She flung out her hands with a wide, despairing gesture. “Yes—yes—I would sooner marry him!”
The music had stopped. There came the sound of approaching voices. Their privacy was at an end.
Yet for full ten seconds Noel stood widely gazing at the girl before him with eyes in which surprise, hurt pride, and smouldering passion mingled; then very abruptly, as the first chattering couple reached the half-open door, he swung away from her.
“All right!” he said. “Good-bye!”
He went straight out without a glance behind, nearly running into the gay invaders.
Olga, with the instinct to escape notice, turned as swiftly to the window. She went out upon the verandah, blindly groping her way, scarcely aware of her surroundings. And a figure waiting there in the dimness laughed a cruel laugh and roughly caught her.
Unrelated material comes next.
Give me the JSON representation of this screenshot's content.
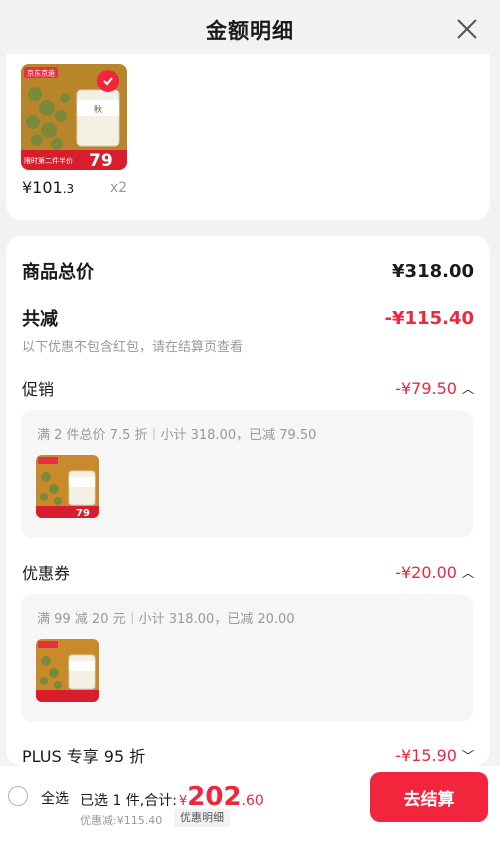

“‘You’d sooner marry him,’ eh?” gibed a voice close to her ear. “My dear, that’s the wisest resolution you ever made in your life!”
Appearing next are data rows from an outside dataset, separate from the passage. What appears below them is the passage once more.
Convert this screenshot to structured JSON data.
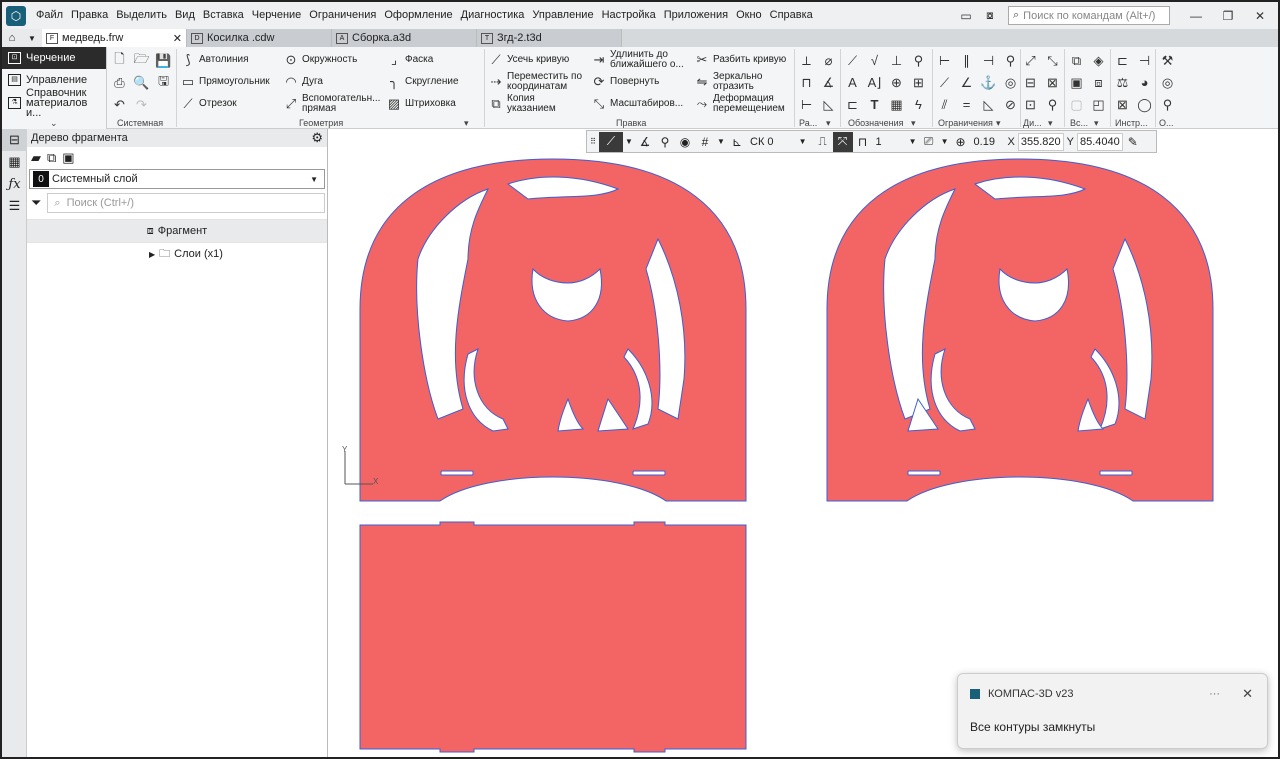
{
  "menu": {
    "items": [
      "Файл",
      "Правка",
      "Выделить",
      "Вид",
      "Вставка",
      "Черчение",
      "Ограничения",
      "Оформление",
      "Диагностика",
      "Управление",
      "Настройка",
      "Приложения",
      "Окно",
      "Справка"
    ],
    "search_placeholder": "Поиск по командам (Alt+/)"
  },
  "tabs": [
    {
      "label": "медведь.frw",
      "active": true
    },
    {
      "label": "Косилка .cdw",
      "active": false
    },
    {
      "label": "Сборка.a3d",
      "active": false
    },
    {
      "label": "Згд-2.t3d",
      "active": false
    }
  ],
  "modes": [
    {
      "label": "Черчение",
      "active": true
    },
    {
      "label": "Управление",
      "active": false
    },
    {
      "label": "Справочник материалов и...",
      "active": false
    }
  ],
  "ribbon": {
    "groups": {
      "system": "Системная",
      "geometry": "Геометрия",
      "edit": "Правка",
      "ra": "Ра...",
      "annotations": "Обозначения",
      "constraints": "Ограничения",
      "di": "Ди...",
      "vs": "Вс...",
      "instr": "Инстр...",
      "o": "О..."
    },
    "geometry": {
      "autoline": "Автолиния",
      "rectangle": "Прямоугольник",
      "segment": "Отрезок",
      "circle": "Окружность",
      "arc": "Дуга",
      "aux_line": "Вспомогательн... прямая",
      "chamfer": "Фаска",
      "fillet": "Скругление",
      "hatch": "Штриховка"
    },
    "edit": {
      "trim": "Усечь кривую",
      "move_coords": "Переместить по координатам",
      "copy": "Копия указанием",
      "extend": "Удлинить до ближайшего о...",
      "rotate": "Повернуть",
      "scale": "Масштабиров...",
      "split": "Разбить кривую",
      "mirror": "Зеркально отразить",
      "deform": "Деформация перемещением"
    }
  },
  "tree": {
    "title": "Дерево фрагмента",
    "layer_num": "0",
    "layer_name": "Системный слой",
    "search_placeholder": "Поиск (Ctrl+/)",
    "fragment": "Фрагмент",
    "layers": "Слои (x1)"
  },
  "floatbar": {
    "cs": "СК 0",
    "step": "1",
    "zoom": "0.19",
    "x_label": "X",
    "x_value": "355.820",
    "y_label": "Y",
    "y_value": "85.4040"
  },
  "axis": {
    "x": "X",
    "y": "Y"
  },
  "colors": {
    "fill": "#f36464",
    "outline": "#3b5fd6",
    "accent": "#1a5f7a"
  },
  "toast": {
    "app": "КОМПАС-3D v23",
    "more": "···",
    "message": "Все контуры замкнуты"
  }
}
She did not cry out or attempt to resist him. She had known that her fate was sealed. Only, as his lips sought hers, she shrank away with every fibre of her being in sick revolt, and for the first time in her life she begged for mercy.
“Please—please—give me to-night!” she pleaded. “Only to-night! Yes, I will marry you. But don’t—don’t ask—any more of me—to-night!”
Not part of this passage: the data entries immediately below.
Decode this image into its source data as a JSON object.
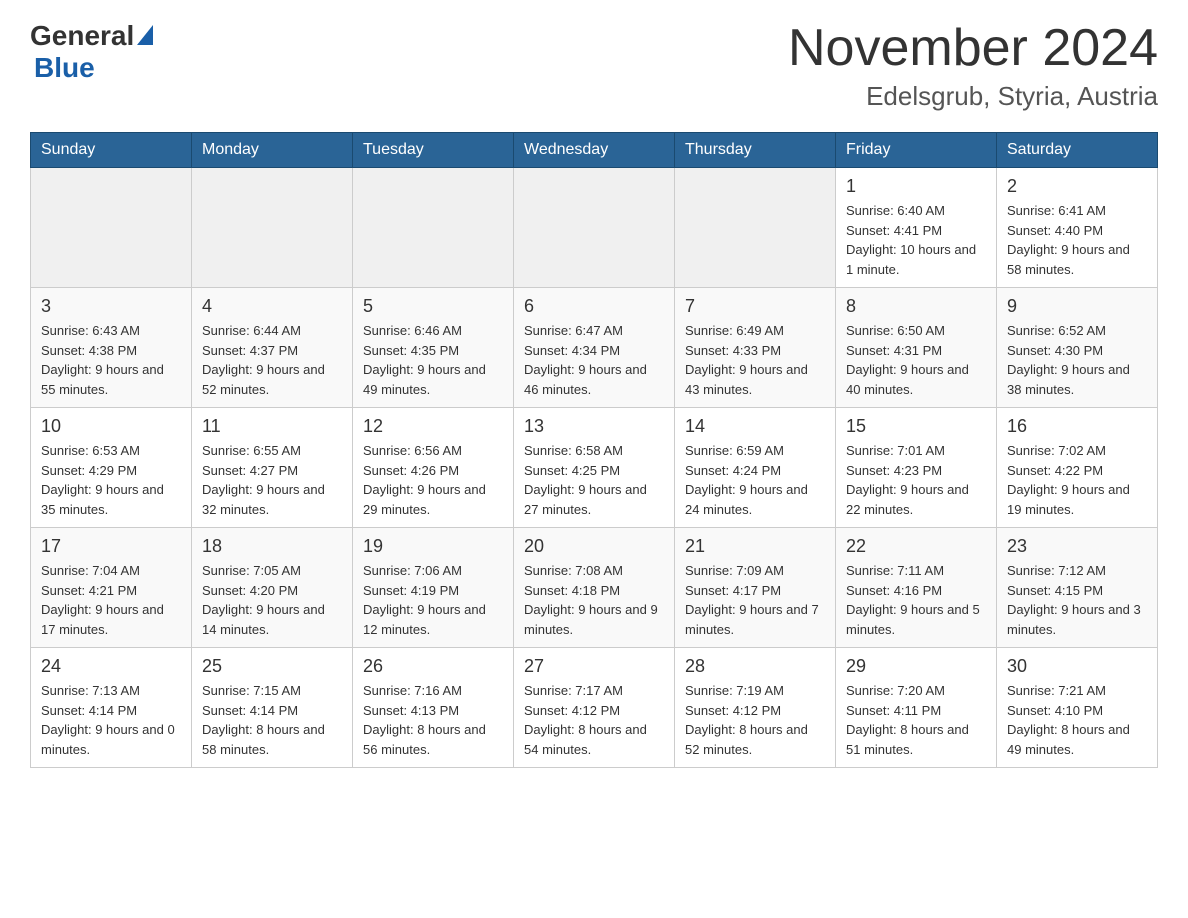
{
  "header": {
    "logo": {
      "general": "General",
      "blue": "Blue"
    },
    "title": "November 2024",
    "location": "Edelsgrub, Styria, Austria"
  },
  "calendar": {
    "days_of_week": [
      "Sunday",
      "Monday",
      "Tuesday",
      "Wednesday",
      "Thursday",
      "Friday",
      "Saturday"
    ],
    "weeks": [
      [
        {
          "day": "",
          "info": ""
        },
        {
          "day": "",
          "info": ""
        },
        {
          "day": "",
          "info": ""
        },
        {
          "day": "",
          "info": ""
        },
        {
          "day": "",
          "info": ""
        },
        {
          "day": "1",
          "info": "Sunrise: 6:40 AM\nSunset: 4:41 PM\nDaylight: 10 hours and 1 minute."
        },
        {
          "day": "2",
          "info": "Sunrise: 6:41 AM\nSunset: 4:40 PM\nDaylight: 9 hours and 58 minutes."
        }
      ],
      [
        {
          "day": "3",
          "info": "Sunrise: 6:43 AM\nSunset: 4:38 PM\nDaylight: 9 hours and 55 minutes."
        },
        {
          "day": "4",
          "info": "Sunrise: 6:44 AM\nSunset: 4:37 PM\nDaylight: 9 hours and 52 minutes."
        },
        {
          "day": "5",
          "info": "Sunrise: 6:46 AM\nSunset: 4:35 PM\nDaylight: 9 hours and 49 minutes."
        },
        {
          "day": "6",
          "info": "Sunrise: 6:47 AM\nSunset: 4:34 PM\nDaylight: 9 hours and 46 minutes."
        },
        {
          "day": "7",
          "info": "Sunrise: 6:49 AM\nSunset: 4:33 PM\nDaylight: 9 hours and 43 minutes."
        },
        {
          "day": "8",
          "info": "Sunrise: 6:50 AM\nSunset: 4:31 PM\nDaylight: 9 hours and 40 minutes."
        },
        {
          "day": "9",
          "info": "Sunrise: 6:52 AM\nSunset: 4:30 PM\nDaylight: 9 hours and 38 minutes."
        }
      ],
      [
        {
          "day": "10",
          "info": "Sunrise: 6:53 AM\nSunset: 4:29 PM\nDaylight: 9 hours and 35 minutes."
        },
        {
          "day": "11",
          "info": "Sunrise: 6:55 AM\nSunset: 4:27 PM\nDaylight: 9 hours and 32 minutes."
        },
        {
          "day": "12",
          "info": "Sunrise: 6:56 AM\nSunset: 4:26 PM\nDaylight: 9 hours and 29 minutes."
        },
        {
          "day": "13",
          "info": "Sunrise: 6:58 AM\nSunset: 4:25 PM\nDaylight: 9 hours and 27 minutes."
        },
        {
          "day": "14",
          "info": "Sunrise: 6:59 AM\nSunset: 4:24 PM\nDaylight: 9 hours and 24 minutes."
        },
        {
          "day": "15",
          "info": "Sunrise: 7:01 AM\nSunset: 4:23 PM\nDaylight: 9 hours and 22 minutes."
        },
        {
          "day": "16",
          "info": "Sunrise: 7:02 AM\nSunset: 4:22 PM\nDaylight: 9 hours and 19 minutes."
        }
      ],
      [
        {
          "day": "17",
          "info": "Sunrise: 7:04 AM\nSunset: 4:21 PM\nDaylight: 9 hours and 17 minutes."
        },
        {
          "day": "18",
          "info": "Sunrise: 7:05 AM\nSunset: 4:20 PM\nDaylight: 9 hours and 14 minutes."
        },
        {
          "day": "19",
          "info": "Sunrise: 7:06 AM\nSunset: 4:19 PM\nDaylight: 9 hours and 12 minutes."
        },
        {
          "day": "20",
          "info": "Sunrise: 7:08 AM\nSunset: 4:18 PM\nDaylight: 9 hours and 9 minutes."
        },
        {
          "day": "21",
          "info": "Sunrise: 7:09 AM\nSunset: 4:17 PM\nDaylight: 9 hours and 7 minutes."
        },
        {
          "day": "22",
          "info": "Sunrise: 7:11 AM\nSunset: 4:16 PM\nDaylight: 9 hours and 5 minutes."
        },
        {
          "day": "23",
          "info": "Sunrise: 7:12 AM\nSunset: 4:15 PM\nDaylight: 9 hours and 3 minutes."
        }
      ],
      [
        {
          "day": "24",
          "info": "Sunrise: 7:13 AM\nSunset: 4:14 PM\nDaylight: 9 hours and 0 minutes."
        },
        {
          "day": "25",
          "info": "Sunrise: 7:15 AM\nSunset: 4:14 PM\nDaylight: 8 hours and 58 minutes."
        },
        {
          "day": "26",
          "info": "Sunrise: 7:16 AM\nSunset: 4:13 PM\nDaylight: 8 hours and 56 minutes."
        },
        {
          "day": "27",
          "info": "Sunrise: 7:17 AM\nSunset: 4:12 PM\nDaylight: 8 hours and 54 minutes."
        },
        {
          "day": "28",
          "info": "Sunrise: 7:19 AM\nSunset: 4:12 PM\nDaylight: 8 hours and 52 minutes."
        },
        {
          "day": "29",
          "info": "Sunrise: 7:20 AM\nSunset: 4:11 PM\nDaylight: 8 hours and 51 minutes."
        },
        {
          "day": "30",
          "info": "Sunrise: 7:21 AM\nSunset: 4:10 PM\nDaylight: 8 hours and 49 minutes."
        }
      ]
    ]
  }
}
He paused, still holding her in his arms, feeling the wild beat of her heart against his own, softened in spite of himself by that quivering, agonized appeal.
“And if I let you go to-night, what will you give me to-morrow?” he said.
“I shall be—your fiancee—to-morrow,” she whispered, gasping.
“And you will marry me—when?”
“You shall decide,” she murmured faintly.
He laughed rather brutally. “A somewhat empty favour, my dear, since I should have decided in any case. But if you give me your promise to come to me like a sensible girl, without any more nonsense of any kind—”
“I will!” she said. “I will!”
“Then—” he released her with the words—“I give you your freedom—till to-morrow. Go—and make the most of it!”
He had not kissed her. She slipped from his arms, thankful for his forbearance, and sped away down the veranda like a shadow.
As for Hunt-Goring, he cursed himself for a soft fool and took out his cigarettes to wile away what promised to be an evening of infernal dullness.
THE GIFT OF THE RAJAH
Olga danced that night with the feeling that she danced upon her grave, reminding herself continually, as the hours slipped by, that it was her last night of freedom.
The failure of Nick to appear for the supper-dances diverted her thoughts from this but to send them with ever-growing anxiety into a new channel. Where was Nick? What was happening to him? What could be delaying him?